Through a detailed and colorful narrative, Endelman considers the social settings, national contexts, and historical circumstances that encouraged Jews to abandon Judaism, and factors that worked to the opposite effect. Demonstrating that anti-Jewish prejudice weighed more heavily on the Jews of Germany and Austria than those living in France and other liberal states as early as the first half of the nineteenth century, he reexamines how Germany’s political and social development deviated from other European states. Endelman also reveals that liberal societies such as Great Britain and the United States, which tolerated Jewish integration, promoted radical assimilation and the dissolution of Jewish ties as often as hostile, illiberal societies such as Germany and Poland.

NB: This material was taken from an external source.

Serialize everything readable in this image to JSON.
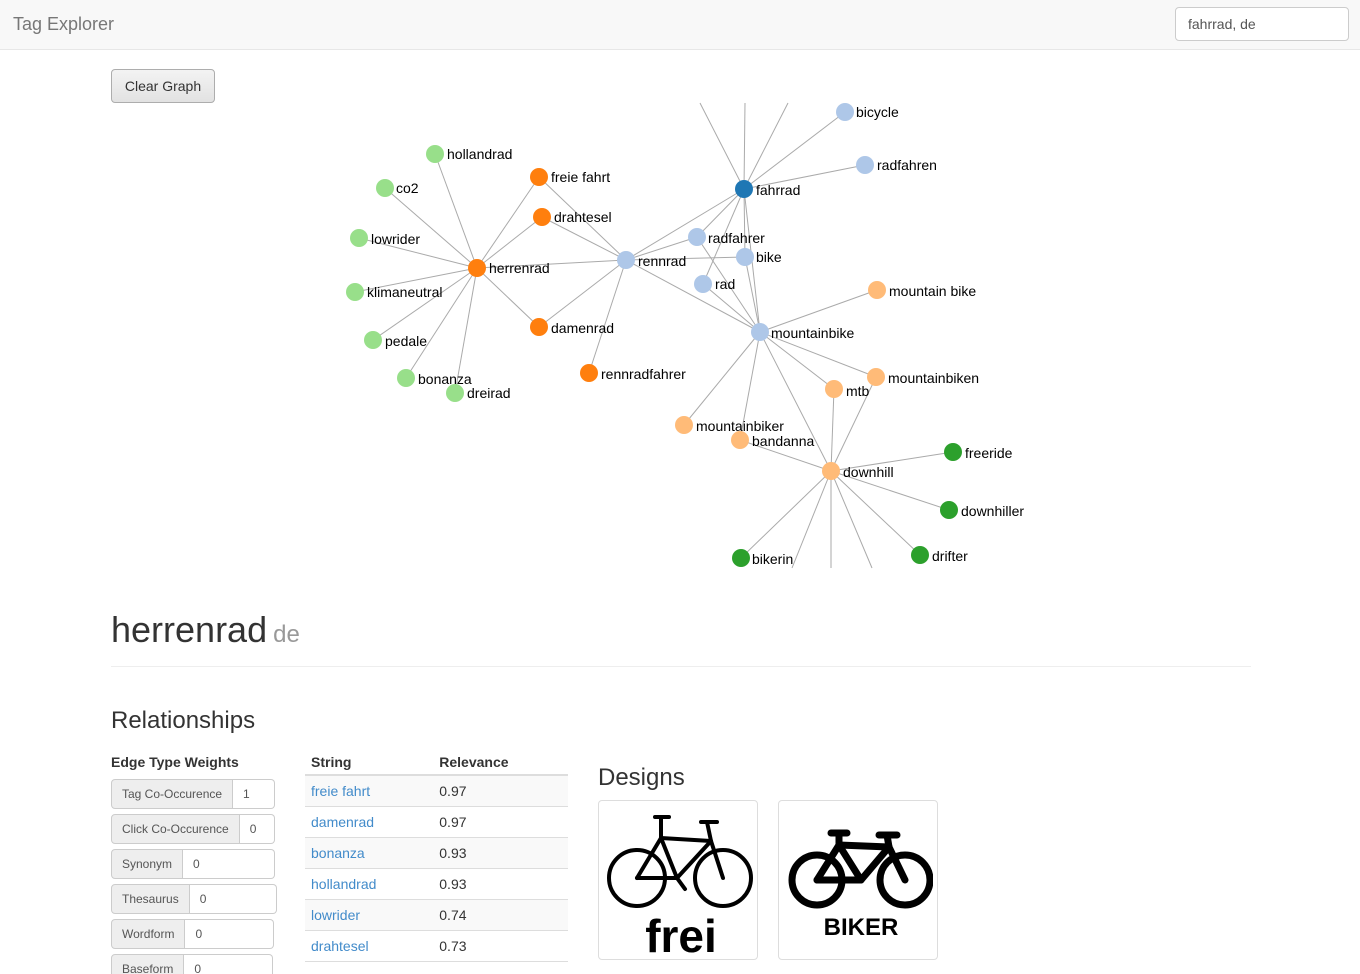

In May, Routledge will publish “Daoism in Japan: Chinese traditions and their influence on Japanese religious culture” by Jeffrey L. Richey (Berea College). The publisher’s description follows:
Like an ancient river, Daoist traditions introduced from China once flowed powerfully through the Japanese religious landscape, forever altering its topography and ecology. Daoism’s presence in Japan still may be discerned in its abiding influence on astrology, divination, festivals, literature, politics, and popular culture, not to mention Buddhism and Shinto. Despite this legacy, few English-language studies of Daoism’s influence on Japanese religious culture have been published.
Daoism in Japan provides an exploration of the particular pathways by which Daoist traditions entered Japan from continental East Asia. After addressing basic issues in both Daoist Studies and the study of Japanese religions, including the problems of defining ‘Daoism’ and ‘Japanese,’ the book looks at the influence of Daoism on ancient, medieval and modern Japan in turn. To do so, the volume is arranged both chronologically and topically, according to the following three broad divisions: “Arrivals” (c. 5th-8th centuries CE), “Assimilations” (794-1868), and “Apparitions” (1600s-present). The book demonstrates how Chinese influence on Japanese religious culture ironically proved to be crucial in establishing traditions that usually are seen as authentically, even quintessentially, Japanese.
Touching on multiple facets of Japanese cultural history and religious traditions, this book is a fascinating contribution for students and scholars of Japanese Culture, History and Religions, as well as Daoist Studies.